Pictured above is a “fist comb.” It is essentially an afro pick that became a political statement during the civil rights movements and still remains one today. The black power fist lies at the top of the comb, meant to stick out of an afro when placed. While the black power fist utilized by the Black Panthers represents solidarity and liberation, the fist comb represents the natural hair movement and black culture. During the civil rights movement and era, many African Americans sought to reaffirm their cultural identity by not straightening their hair to follow mainstream European fashions, resulting in a movement to embrace natural hairstyles. The pride fist on this comb represents the appreciation of natural hair. It showcases a black person’s pride for their hair and culture. 


While the previous black pride/power fists are utilized solely within the black community, the Black Lives Matter fist has become the face of a movement for anyone willing to support. Pictured above is a protester holding up a large black pride/power raised fist in the middle of the crowd that gathered at Columbus Circle in New York City for a Black Lives Matter Protest spurred by the death of George Floyd.
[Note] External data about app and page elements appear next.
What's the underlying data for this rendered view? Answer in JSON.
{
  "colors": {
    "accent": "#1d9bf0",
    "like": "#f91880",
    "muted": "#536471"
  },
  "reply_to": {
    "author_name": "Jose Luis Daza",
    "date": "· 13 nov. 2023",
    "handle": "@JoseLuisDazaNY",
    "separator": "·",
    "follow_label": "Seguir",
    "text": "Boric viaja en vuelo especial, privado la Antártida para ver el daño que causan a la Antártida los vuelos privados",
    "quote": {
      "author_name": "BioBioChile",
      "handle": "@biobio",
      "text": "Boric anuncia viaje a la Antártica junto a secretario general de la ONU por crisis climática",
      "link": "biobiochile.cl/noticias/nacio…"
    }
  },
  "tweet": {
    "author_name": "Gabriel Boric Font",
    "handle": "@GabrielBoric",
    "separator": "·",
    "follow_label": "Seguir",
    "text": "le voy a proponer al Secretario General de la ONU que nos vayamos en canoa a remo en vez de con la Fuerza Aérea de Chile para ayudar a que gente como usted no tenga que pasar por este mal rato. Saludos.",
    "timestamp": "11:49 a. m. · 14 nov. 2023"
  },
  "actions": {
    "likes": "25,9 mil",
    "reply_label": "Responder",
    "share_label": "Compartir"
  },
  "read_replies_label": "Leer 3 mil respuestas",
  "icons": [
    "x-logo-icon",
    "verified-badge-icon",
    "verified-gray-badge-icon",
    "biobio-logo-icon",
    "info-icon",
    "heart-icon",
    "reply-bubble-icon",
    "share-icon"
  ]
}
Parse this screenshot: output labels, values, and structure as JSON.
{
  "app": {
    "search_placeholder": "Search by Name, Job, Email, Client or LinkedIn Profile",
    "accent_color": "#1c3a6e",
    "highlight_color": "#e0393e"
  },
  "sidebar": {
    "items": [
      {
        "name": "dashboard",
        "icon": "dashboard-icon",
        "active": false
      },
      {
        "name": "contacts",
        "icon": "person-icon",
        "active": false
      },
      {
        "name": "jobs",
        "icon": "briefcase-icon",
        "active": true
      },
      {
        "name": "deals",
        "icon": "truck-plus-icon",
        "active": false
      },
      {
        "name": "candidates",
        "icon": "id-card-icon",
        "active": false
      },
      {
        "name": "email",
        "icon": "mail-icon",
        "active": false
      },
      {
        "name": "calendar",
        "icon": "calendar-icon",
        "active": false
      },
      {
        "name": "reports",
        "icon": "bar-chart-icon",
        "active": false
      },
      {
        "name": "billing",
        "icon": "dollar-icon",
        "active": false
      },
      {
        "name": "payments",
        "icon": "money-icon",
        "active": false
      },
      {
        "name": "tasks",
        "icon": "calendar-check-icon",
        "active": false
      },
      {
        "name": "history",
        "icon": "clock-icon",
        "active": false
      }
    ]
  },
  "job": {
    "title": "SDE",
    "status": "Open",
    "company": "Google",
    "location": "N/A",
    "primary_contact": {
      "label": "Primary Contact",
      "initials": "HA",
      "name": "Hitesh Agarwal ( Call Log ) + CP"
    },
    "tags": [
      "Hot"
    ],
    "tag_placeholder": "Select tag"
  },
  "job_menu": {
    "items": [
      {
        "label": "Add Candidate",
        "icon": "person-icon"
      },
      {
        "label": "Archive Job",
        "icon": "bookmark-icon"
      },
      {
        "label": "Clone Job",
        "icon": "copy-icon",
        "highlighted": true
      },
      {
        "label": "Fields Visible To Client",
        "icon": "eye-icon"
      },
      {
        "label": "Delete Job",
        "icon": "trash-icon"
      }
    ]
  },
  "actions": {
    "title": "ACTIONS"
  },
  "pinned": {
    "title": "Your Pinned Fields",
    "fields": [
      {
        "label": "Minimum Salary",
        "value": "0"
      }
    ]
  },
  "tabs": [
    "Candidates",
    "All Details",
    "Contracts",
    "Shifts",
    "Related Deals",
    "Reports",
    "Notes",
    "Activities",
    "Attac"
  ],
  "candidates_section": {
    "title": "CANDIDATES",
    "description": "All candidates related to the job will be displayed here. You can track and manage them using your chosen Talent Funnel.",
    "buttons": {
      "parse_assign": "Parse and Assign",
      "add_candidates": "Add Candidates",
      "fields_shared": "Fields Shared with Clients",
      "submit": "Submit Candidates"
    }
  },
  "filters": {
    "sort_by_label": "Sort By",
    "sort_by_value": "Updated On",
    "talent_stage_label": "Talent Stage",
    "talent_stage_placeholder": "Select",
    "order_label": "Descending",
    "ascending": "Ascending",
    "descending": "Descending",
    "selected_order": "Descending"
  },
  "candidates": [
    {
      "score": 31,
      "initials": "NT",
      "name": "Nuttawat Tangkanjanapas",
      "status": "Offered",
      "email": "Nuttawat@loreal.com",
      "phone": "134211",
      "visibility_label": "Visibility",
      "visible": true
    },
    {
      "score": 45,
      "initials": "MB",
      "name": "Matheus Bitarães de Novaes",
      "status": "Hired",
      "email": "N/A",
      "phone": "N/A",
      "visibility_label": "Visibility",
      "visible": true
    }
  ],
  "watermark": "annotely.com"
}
This fist specifically represents a movement that aims to combat police brutality and injustices against black individuals. Those who raise this fist or have memorabilia or objects with the symbol can be assumed to be in support of the movement. 

In each example the fist has represented anti-racism in some shape or form. However, throughout each example it can be seen that the meaning and purpose of the trope has shifted. The black power/pride fist can be utilized in many ways, ultimately conveying various messages about anti-discrimination and movements.



Dixon, Janelle. Magazine, Smithsonian. “The Rank and File Women of the Black Panther Party and Their Powerful Influence.”, Smithsonian Institution, 4 Mar. 2019, 

Helligar, Jeremy. “How the Clenched Fist Became a Black Power Symbol.” Reader’s Digest, Reader’s Digest, 21 July 2021, 

“National Museum of African American History & Culture.” National Museum of African American History and Culture, 

“Radical Objects: The Black Fist Afro Comb.” History Workshop, 10 Feb. 2014, 

“This Just in: Emory Douglas & the Black Panther.” This Just In: Emory Douglas & The Black Panther – Letterform Archive,